The Weather Station’s gradual progression toward a pop-rock sound from the quiet, earthy folk of earlier albums has provided a new entry point to Lindeman’s poetic lyricism. When the words are brooding but the arrangements are shimmery, we’re intoxicated, almost given permission to dance away our existential dread. Amidst the simmering drums of “Atlantic,” Lindeman sings softly, “I should get all this dying off my mind / I should really know better than to read the headlines.” The sparkling keyboard notes of “Parking Lot” soundtrack Lindeman watching the intimate movements of a bird contrasted with traffic and noise: “You know it just kills me when I / See some bird fly / It just kills me / And I don’t know why.” The former two songs are part of a group of standouts right in the middle of Ignorance, which also includes the sweeping, emotional “Loss” and the heart-pounding “Separated.” And then there is “Tried to Tell You,” about the often-futile effort of trying to save someone from their self. “I’ll feel as useless as a tree in a city park / Standing as a symbol of what we have blown apart,” she sings before blasting into a full orchestral, breathy falsetto of a chorus. It is an addicting blend of unrelenting melancholy and a throbbing beat.
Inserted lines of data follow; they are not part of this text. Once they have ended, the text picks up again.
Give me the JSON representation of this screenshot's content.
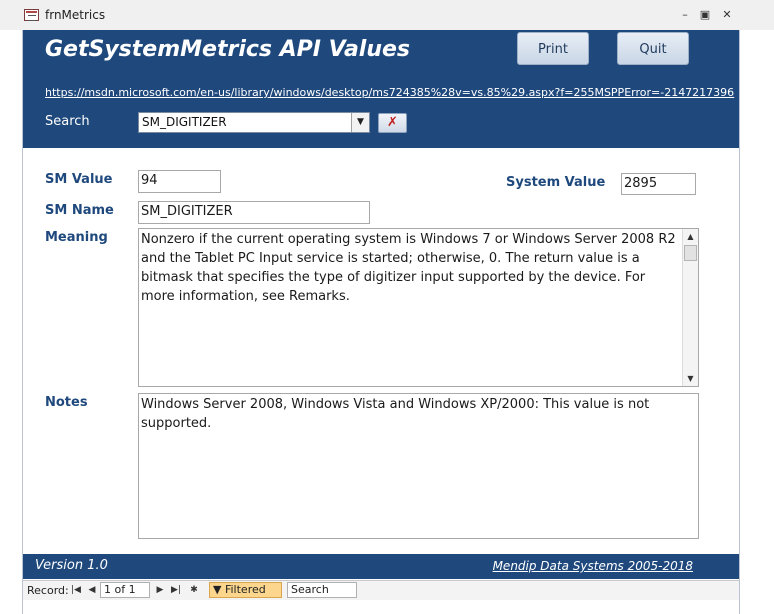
{
  "window": {
    "title": "frnMetrics",
    "minimize": "–",
    "restore": "▣",
    "close": "✕"
  },
  "header": {
    "title": "GetSystemMetrics API Values",
    "print_label": "Print",
    "quit_label": "Quit",
    "link": "https://msdn.microsoft.com/en-us/library/windows/desktop/ms724385%28v=vs.85%29.aspx?f=255MSPPError=-2147217396",
    "search_label": "Search",
    "search_value": "SM_DIGITIZER"
  },
  "fields": {
    "sm_value_label": "SM Value",
    "sm_value": "94",
    "system_value_label": "System Value",
    "system_value": "2895",
    "sm_name_label": "SM Name",
    "sm_name": "SM_DIGITIZER",
    "meaning_label": "Meaning",
    "meaning": "Nonzero if the current operating system is Windows 7 or Windows Server 2008 R2 and the Tablet PC Input service is started; otherwise, 0. The return value is a bitmask that specifies the type of digitizer input supported by the device. For more information, see Remarks.",
    "notes_label": "Notes",
    "notes": "Windows Server 2008, Windows Vista and Windows XP/2000:  This value is not supported."
  },
  "footer": {
    "version": "Version 1.0",
    "copyright": "Mendip Data Systems 2005-2018"
  },
  "nav": {
    "record_label": "Record:",
    "current": "1 of 1",
    "filtered": "Filtered",
    "search": "Search"
  },
  "colors": {
    "header_bg": "#1f497d",
    "label_color": "#1f497d"
  }
}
The addition of elements like synth, strings, and wind instruments elevate and etherealize Ignorance. But mostly, it is Lindeman’s vocal tone that can express every ounce of fear and uncertainty in her, unmuddied and pure. The album’s final entry, “Subdivisions,” pairs it with a minimal arrangement of piano, bass, and keys before it builds to something greater. “In the wildest of emotion / I took this way too far / The highway disembodied from the rest of my experience / A narrow band of ice that stretched across the disappearance of the central plan / The guiding hand / The keeping up appearance of a life,” she sings, like a prophet offering some foreboding manifesto on the meaningless of it all.